Exposed to Extremism: How Central Asian Migrants Become Vulnerable to Radicalization
Bishkek – One of the most keenly discussed topics at the meeting of the Almaty Process countries in Bishkek this week was the thorny subject of radicalization. Piotr Kazmierkiewicz, IOM Lead International Expert, sat down with IOM Senior Media Officer Joe Lowry to discuss the findings in a recently commissioned study entitled Assessing Risks and Opportunities Associated with Return Migration: Framework for Understanding and Identifying Needs for Interventions.
JL: We often talk about routes and journeys when we talk about migration. Is there any typical route towards radicalization of migrants in Central Asia?
PK: No, we can’t really say there’s any one path. It’s a complex journey, combining both ideological and socioeconomic factors. And then you have to add in the socio-cultural situation in the countries of destination and origin. On the economic side, you have poverty, unemployment and an inability to feed the family. On the social side you might have constant experiences of mistreatment multiplied by the subjective perspective such as feelings of injustice and an inability to make life meaningful. Ideological factors then are based on the dissemination of radical ideas by extremist groups in Russia and Central Asia, as well as the absence of possibilities for religious development in secular states.
JL: What role would you say religion plays?
PK: That’s complex too. The growing role of religious and spiritual communities and leaders is evident in many parts of the region, but there’s no simple set of comments one can make about the effect they have on social stability. The growth of interest in religion in the region is – perhaps paradoxically - combined with a low level of religious knowledge in general and the temptation to look for quick solutions in fundamentalist religious groups. Those include mainly radical Salafism popular in western Kazakhstan and Kyrgyzstan, Wahhabism in the Fergana Valley and Hizb-ut-Tahir in Uzbekistan and Tajikistan. In Kyrgyzstan there’s growing concern about extremists using legal religious groups as a cover. So, there’s an urgent need to address the deeper roots of the growing popularity of extreme Salafi ideas among the young. And that needs to be understood through the prism of the lack of education and job perspectives, the declining authority of traditional religious leaders and institutions, the weakening of the family due to migration, and limited advancement for women in traditional rural areas.
JL: Can you predict how likely migrants are to be radicalized? What sort of factors do you have to take into account?
A lot of it is down to the availability of income-generating activities. Steady employment and the ability to earn a wage determine whether a family member migrates or not, especially in large families where it’s often the only option.

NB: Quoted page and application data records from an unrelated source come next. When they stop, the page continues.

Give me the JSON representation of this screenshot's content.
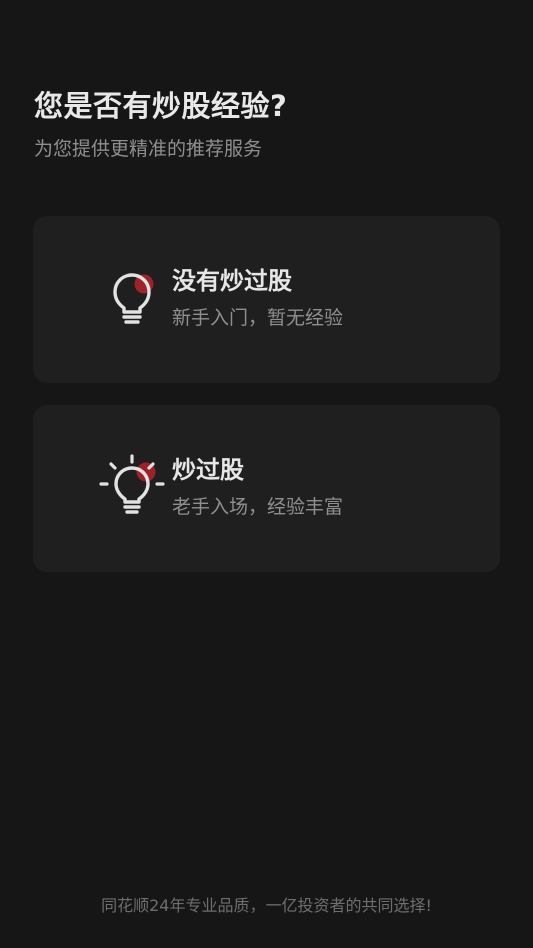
{
  "header": {
    "title": "您是否有炒股经验?",
    "subtitle": "为您提供更精准的推荐服务"
  },
  "options": [
    {
      "title": "没有炒过股",
      "description": "新手入门，暂无经验",
      "icon": "lightbulb-off-icon"
    },
    {
      "title": "炒过股",
      "description": "老手入场，经验丰富",
      "icon": "lightbulb-on-icon"
    }
  ],
  "footer": {
    "text": "同花顺24年专业品质，一亿投资者的共同选择!"
  },
  "colors": {
    "background": "#161616",
    "card": "#1f1f1f",
    "accent_red": "#b3262b",
    "text_primary": "#e6e6e6",
    "text_secondary": "#8f8f8f"
  }
}
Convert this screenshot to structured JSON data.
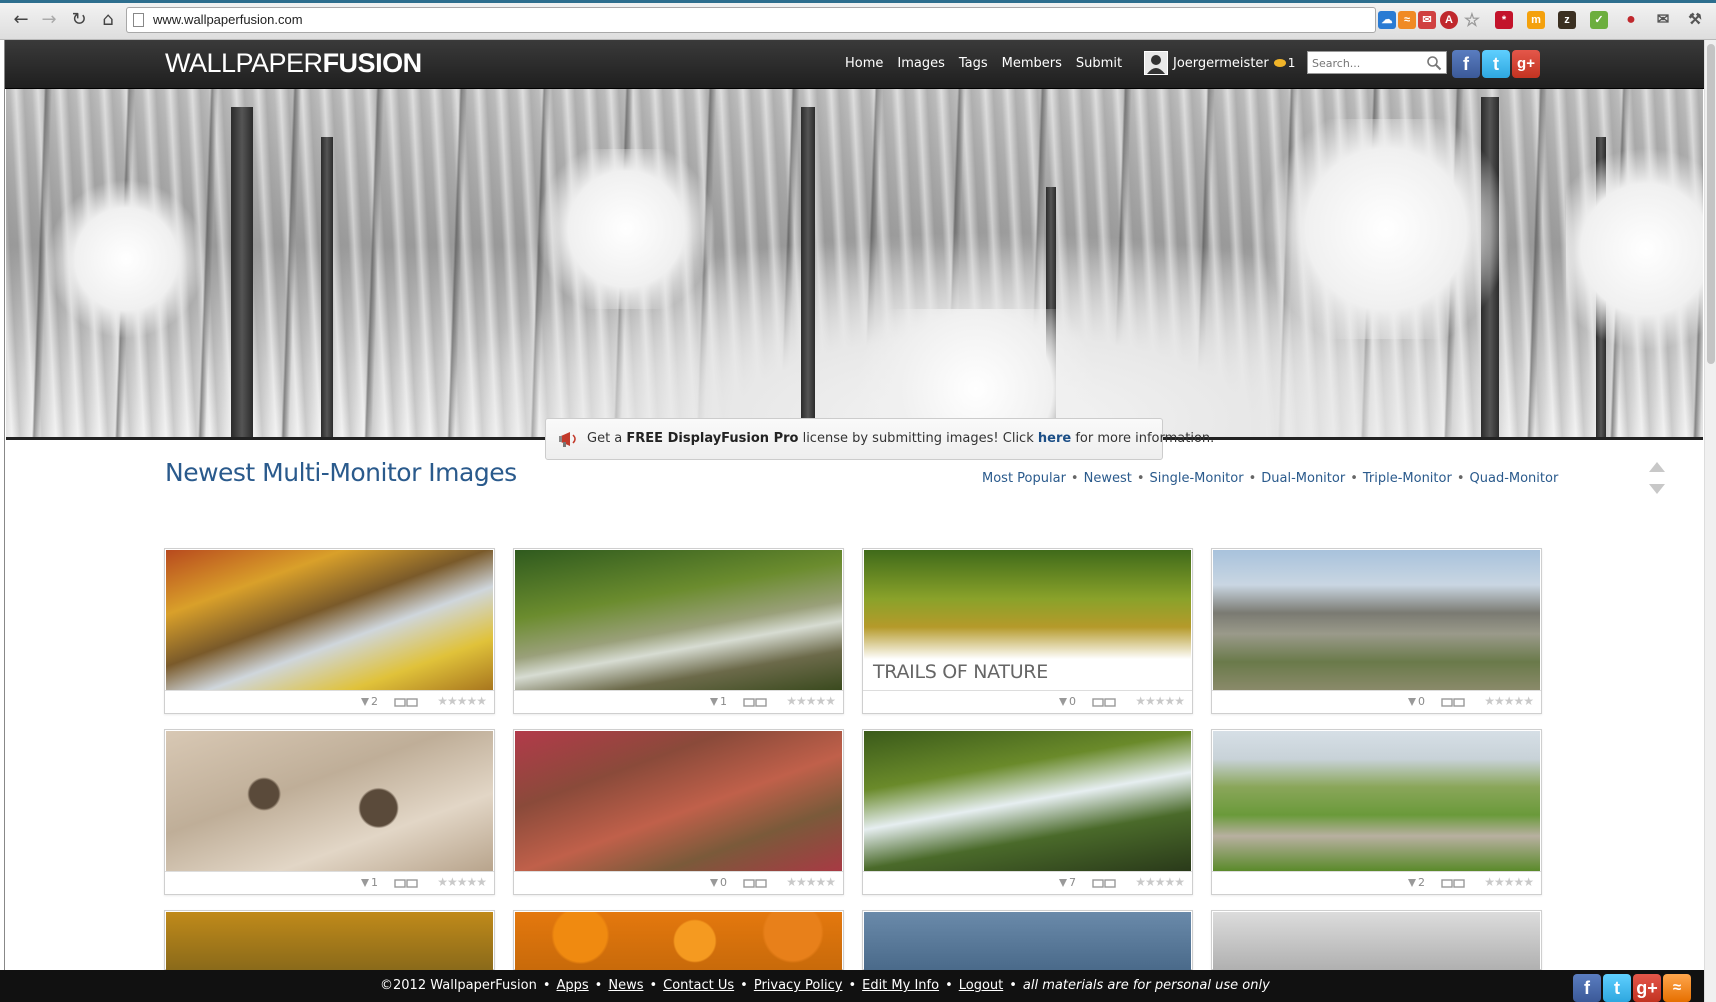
{
  "browser": {
    "url": "www.wallpaperfusion.com"
  },
  "header": {
    "logo_light": "WALLPAPER",
    "logo_bold": "FUSION",
    "nav": [
      "Home",
      "Images",
      "Tags",
      "Members",
      "Submit"
    ],
    "username": "Joergermeister",
    "coin_count": "1",
    "search_placeholder": "Search..."
  },
  "promo": {
    "pre": "Get a ",
    "bold": "FREE DisplayFusion Pro",
    "mid": " license by submitting images! Click ",
    "link": "here",
    "post": " for more information."
  },
  "section": {
    "title": "Newest Multi-Monitor Images",
    "filters": [
      "Most Popular",
      "Newest",
      "Single-Monitor",
      "Dual-Monitor",
      "Triple-Monitor",
      "Quad-Monitor"
    ]
  },
  "cards": [
    {
      "downloads": "2"
    },
    {
      "downloads": "1"
    },
    {
      "downloads": "0",
      "overlay": "TRAILS OF NATURE"
    },
    {
      "downloads": "0"
    },
    {
      "downloads": "1"
    },
    {
      "downloads": "0"
    },
    {
      "downloads": "7"
    },
    {
      "downloads": "2"
    }
  ],
  "footer": {
    "copyright": "©2012 WallpaperFusion",
    "links": [
      "Apps",
      "News",
      "Contact Us",
      "Privacy Policy",
      "Edit My Info",
      "Logout"
    ],
    "note": "all materials are for personal use only"
  },
  "colors": {
    "link": "#2a5a8c",
    "header_bg": "#2a2a2a",
    "footer_bg": "#111111"
  }
}
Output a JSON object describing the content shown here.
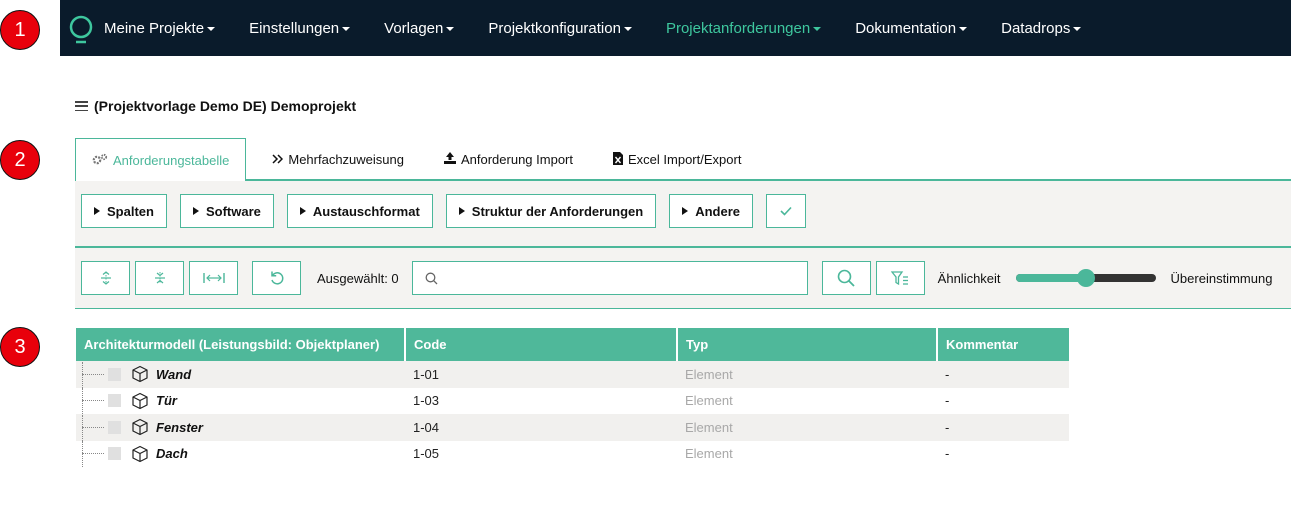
{
  "callouts": [
    "1",
    "2",
    "3"
  ],
  "nav": {
    "items": [
      {
        "label": "Meine Projekte",
        "active": false
      },
      {
        "label": "Einstellungen",
        "active": false
      },
      {
        "label": "Vorlagen",
        "active": false
      },
      {
        "label": "Projektkonfiguration",
        "active": false
      },
      {
        "label": "Projektanforderungen",
        "active": true
      },
      {
        "label": "Dokumentation",
        "active": false
      },
      {
        "label": "Datadrops",
        "active": false
      }
    ]
  },
  "project": {
    "title": "(Projektvorlage Demo DE) Demoprojekt"
  },
  "tabs": [
    {
      "label": "Anforderungstabelle",
      "icon": "gears-icon",
      "active": true
    },
    {
      "label": "Mehrfachzuweisung",
      "icon": "double-chevron-right-icon",
      "active": false
    },
    {
      "label": "Anforderung Import",
      "icon": "upload-icon",
      "active": false
    },
    {
      "label": "Excel Import/Export",
      "icon": "excel-file-icon",
      "active": false
    }
  ],
  "toolbar": {
    "buttons": [
      "Spalten",
      "Software",
      "Austauschformat",
      "Struktur der Anforderungen",
      "Andere"
    ],
    "selected_label": "Ausgewählt: 0",
    "search_value": "",
    "slider_left_label": "Ähnlichkeit",
    "slider_right_label": "Übereinstimmung",
    "slider_value": 0.5
  },
  "table": {
    "columns": [
      "Architekturmodell (Leistungsbild: Objektplaner)",
      "Code",
      "Typ",
      "Kommentar"
    ],
    "rows": [
      {
        "name": "Wand",
        "code": "1-01",
        "type": "Element",
        "comment": "-"
      },
      {
        "name": "Tür",
        "code": "1-03",
        "type": "Element",
        "comment": "-"
      },
      {
        "name": "Fenster",
        "code": "1-04",
        "type": "Element",
        "comment": "-"
      },
      {
        "name": "Dach",
        "code": "1-05",
        "type": "Element",
        "comment": "-"
      }
    ]
  },
  "colors": {
    "accent": "#4bb79a",
    "nav_bg": "#0a1b2b",
    "callout": "#e8000b"
  }
}
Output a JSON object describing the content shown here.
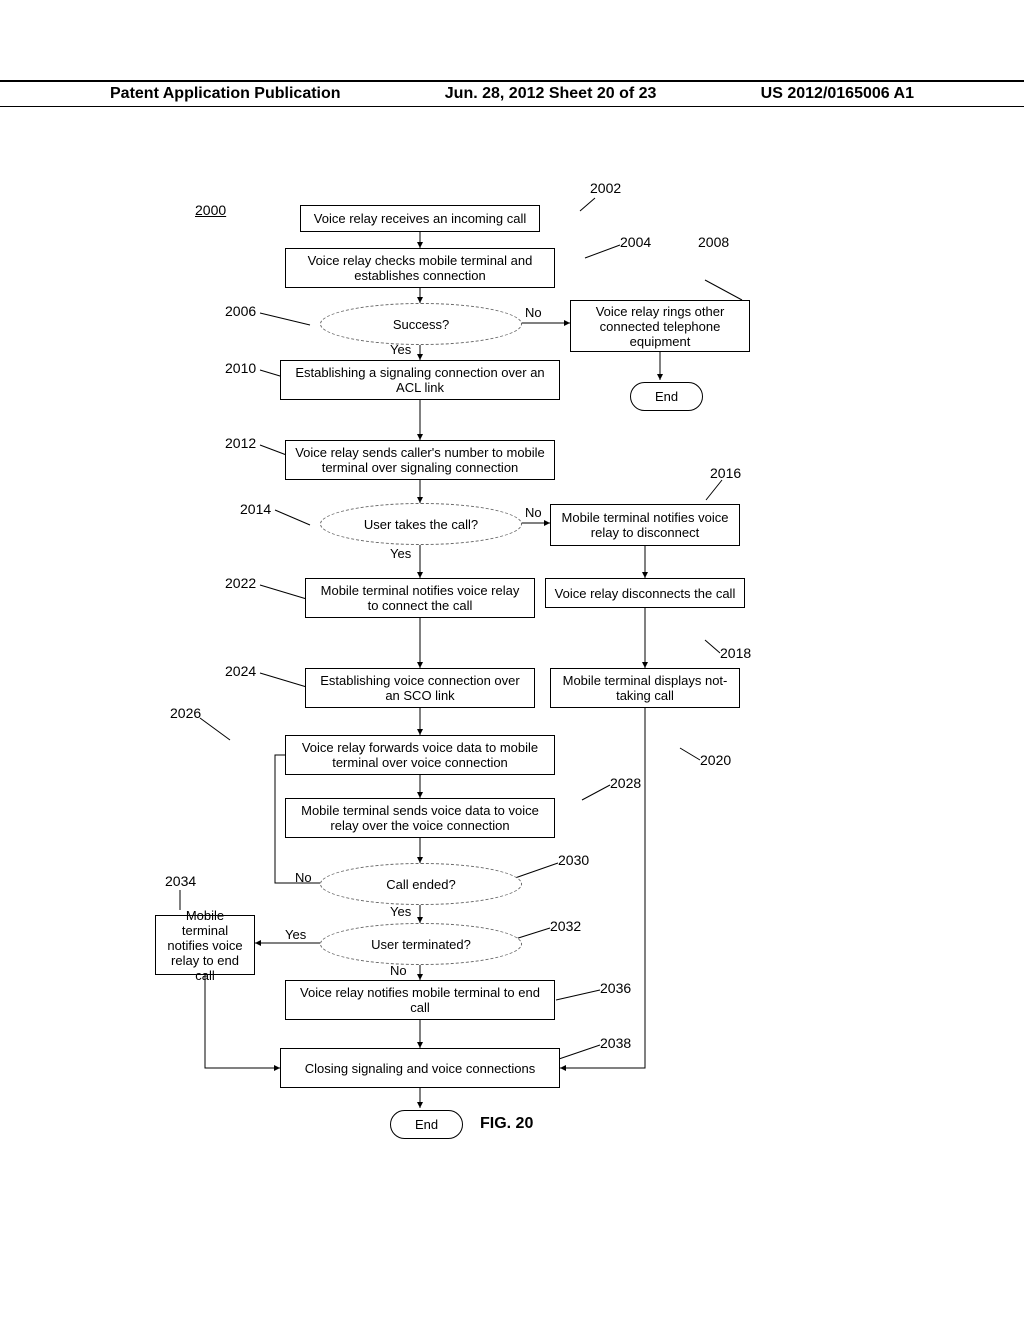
{
  "header": {
    "left": "Patent Application Publication",
    "center": "Jun. 28, 2012  Sheet 20 of 23",
    "right": "US 2012/0165006 A1"
  },
  "refs": {
    "r2000": "2000",
    "r2002": "2002",
    "r2004": "2004",
    "r2006": "2006",
    "r2008": "2008",
    "r2010": "2010",
    "r2012": "2012",
    "r2014": "2014",
    "r2016": "2016",
    "r2018": "2018",
    "r2020": "2020",
    "r2022": "2022",
    "r2024": "2024",
    "r2026": "2026",
    "r2028": "2028",
    "r2030": "2030",
    "r2032": "2032",
    "r2034": "2034",
    "r2036": "2036",
    "r2038": "2038"
  },
  "nodes": {
    "n2002": "Voice relay receives an incoming call",
    "n2004": "Voice relay checks mobile terminal and establishes connection",
    "n2006": "Success?",
    "n2008": "Voice relay rings other connected telephone equipment",
    "n2010": "Establishing a signaling connection over an ACL link",
    "n2012": "Voice relay sends caller's number to mobile terminal over signaling connection",
    "n2014": "User takes the call?",
    "n2016": "Mobile terminal notifies voice relay to disconnect",
    "n2018": "Voice relay disconnects the call",
    "n2020": "Mobile terminal displays not-taking call",
    "n2022": "Mobile terminal notifies voice relay to connect the call",
    "n2024": "Establishing voice connection over an SCO link",
    "n2026": "Voice relay forwards voice data to mobile terminal over voice connection",
    "n2028": "Mobile terminal sends voice data to voice relay over the voice connection",
    "n2030": "Call ended?",
    "n2032": "User terminated?",
    "n2034": "Mobile terminal notifies voice relay to end call",
    "n2036": "Voice relay notifies mobile terminal to end call",
    "n2038": "Closing signaling and voice connections",
    "end1": "End",
    "end2": "End"
  },
  "edges": {
    "yes": "Yes",
    "no": "No"
  },
  "figure": "FIG. 20"
}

Studies have shown that there’s an incontrovertible link between the lack of knowledge of the destination country’s language and culture and the rapid growth of feelings of alienation, mistreatment by law enforcement agencies and potential radicalization. But underlying that is the complex set of linkages between the migrant’s vulnerability and economic hardships which can lead to radicalization.
JL: According to the experts you spoke to, is radicalization happening here in Central Asia, or mainly elsewhere?
Typically, radicalization occurs in Russia. Vulnerable groups include alienated youth, who have no social or community support, those with low levels of religious education and little prospect for advancement, and youngsters who get involved in crime, or hang out with criminals. Divorced and abandoned women are vulnerable, as are unaccompanied children, and other kids with no parental or state support, such as orphans, who we know are being recruited at mosques run by North Caucasian and other ethnic groups.
JL: And if they come back to Central Asia, what have you noticed?
PK: That’s not altogether clear yet. I think many of them fear discovery and repressive measures if they return so they move on to Turkey and Syria.
JL: These dynamics you’ve been speaking about, are they constant or fluid?
PK: No, there are definite changes, related to the political climate and social environment in the destination countries. On the one hand, the removal of barriers to migration, improved economic prospects of the majority of migrants and opportunities for legal status have helped address some of the objective vulnerabilities. But on the other hand there are concerns that ideological factors could become more pronounced with the growing threat of social tensions in the wake of recent attacks in Russia, coupled with a rising interest in recruiting from migrant communities by extremists.
JL: Are Central Asian countries making any inroads in terms of deradicalization and if so, how? What else should they be doing?
PK: Central Asian countries have generally operated what we call a “security” approach to deal with the threat of violent extremism. That is, they concentrate on tracking, isolating and apprehending agents of radicalization via law enforcement agencies. Recent examples of this include legal amendments that strip persons involved in extremist activities of their citizenship, or tracking the funding of such activities. Experts note that to be successful this approach needs to be complemented by a set of integration measures which would reduce the broader socio-economic and ideological grounds for radicalization. Good practices involve raising awareness of extremist and involvement of spiritual leaders. Fairer treatment of vulnerable groups including women and children would also help, as would a raising of overall standards in religious education institutions. Lastly, and it won’t be easy, programmes have to be developed to rehabilitate and integrate former fighters and their families.